Challenging members of the High Council of Justice and closing of interviews at the time of lifetime appointment of judges becomes a trend - საერთაშორისო გამჭვირვალობა - საქართველო

Challenging members of the High Council of Justice and closing of interviews at the time of lifetime appointment of judges becomes a trend

07 February, 2018

The High Council of Justice is examining the applications of 51 current judges for appointment to office for life. These days, the Council is interviewing the judges, a process which has once again revealed an organized attempt of an influential group of judges to hinder the appointment of judges on the basis of critical assessment of their past activity and competence. This process has also seen a trend of closing interviews by the candidates, which, in a situation of a high public interest, undermines the credibility of the process of judicial appointments.

At the 6 February 2018 session of the High Council of Justice, the majority of the Council members decided to challenge Anna Dolidze, a non-judicial member of the Council, and removed her from the process of lifetime appointment of Judge Giorgi Goginashvili. Anna Dolidze was also challenged at the February 7 session of the Council, which makes us think that challenging members in this form has become a trend.

All the sessions at which the issue of challenge was considered were closed, due to which the interested persons didn’t have an opportunity to hear the legal arguments of the Council regarding the reasonableness of challenging the non-judicial member of the Council. However, according to the explanations that the member of the Council, Anna Dolidze, made in the media, she was challenged because of a critical statement she had made publicly before the start of the interviews with the judges to be appointed for life.

We believe that the removal of Anna Dolidze from the process of lifetime appointment of judges due to her critical opinion undermines the quality of the ongoing process, prevents the member of the Council from fulfilling her obligation, and once again demonstrates the problem of intolerance to dissenting opinion in the judicial system. The aforementioned public statement of Anna Dolidze was not directed against any concrete judges whose lifetime appointment the Council was to consider at its session. Accordingly, it is unclear how the judges or those members of the Council who supported the challenge to Anna Dolidze could have argued that Ms. Dolidze would not act objectively when making a decision on the appointment of the said judges for life.

According to the law, the issue of challenging a member of the Council should be deliberated on by the full composition of the Council (except for the member of the Council who is being challenged). A decision on challenge may not be based on a statement of one party only according to which the concrete member of the Council will not be objective in relation to them; rather, such a decision should be substantiated. On the other hand, making a decision on challenge requires the presence of a concrete circumstance that brings the objectivity of a decision-maker under doubt not only for one of the parties but also in the eyes of objective observers. The general evaluation that Anna Dolidze made about the problems in the process of lifetime appointment of judges and about the situation in the judicial system cannot be regarded as a legal basis for removing her from deciding the issue of a concrete judge. 

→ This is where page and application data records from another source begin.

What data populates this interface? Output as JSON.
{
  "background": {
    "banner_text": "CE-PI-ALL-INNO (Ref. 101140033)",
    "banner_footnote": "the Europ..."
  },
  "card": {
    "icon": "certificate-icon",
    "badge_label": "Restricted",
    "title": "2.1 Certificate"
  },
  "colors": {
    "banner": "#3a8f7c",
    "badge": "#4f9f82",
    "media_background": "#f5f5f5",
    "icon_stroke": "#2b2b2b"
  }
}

Such a broad definition of the conflict of interests is devoid of a legal basis. In addition, this practice forces members of the Council to make a very dangerous choice between refraining from talking about problems in the judicial system and distancing themselves from the process of making concrete decisions.

In all the aforementioned cases, the High Council of Justice deliberated on the issue of challenge at closed sessions. Neither the law nor the regulations established by the Council provide for examination of the issue of the conflict of interests in the process of appointment of judges at a closed session of the Council.

It is noteworthy that more and more judges are recently demanding to close the process of the interviews, which reflects negatively on the transparency of the Council’s work and undermines the public’s trust towards the Council’s decisions on judicial appointments. Civil society organizations have demanded for years that the High Council of Justice change its rules that allow the Council to close the only open stage of the process of judicial appointments – interviews with candidates, but without any results.    

We call upon the High Council of Justice and on the judges taking part in the competition:  

  • not to allow the paralysis of the functioning of individual members of the Council or of the entire Council due to differing views about the judicial system;
  • not to use the institution of the conflict of interest in such a way that might hinder free fulfillment of the functions of members of the Council and expression of critical opinion within the Council;
  • to publicize all the decisions on challenging Anna Dolidze, a non-judicial member of the Council, and their justification;
  • to conduct the process transparently and to allow observer organizations to observe the process.

We also call upon the non-judicial members of the Council, who were appointed with the Parliament’s quota, to realize their high responsibility related to the lifetime appointment of tens of judges and not to contribute to the implementation of the interests of the influential group of judges by their decisions.


1. Georgian Young Lawyers’ Association

2. Transparency International Georgia

3. Human Rights Education and Monitoring Center

4. Georgian Democracy Initiative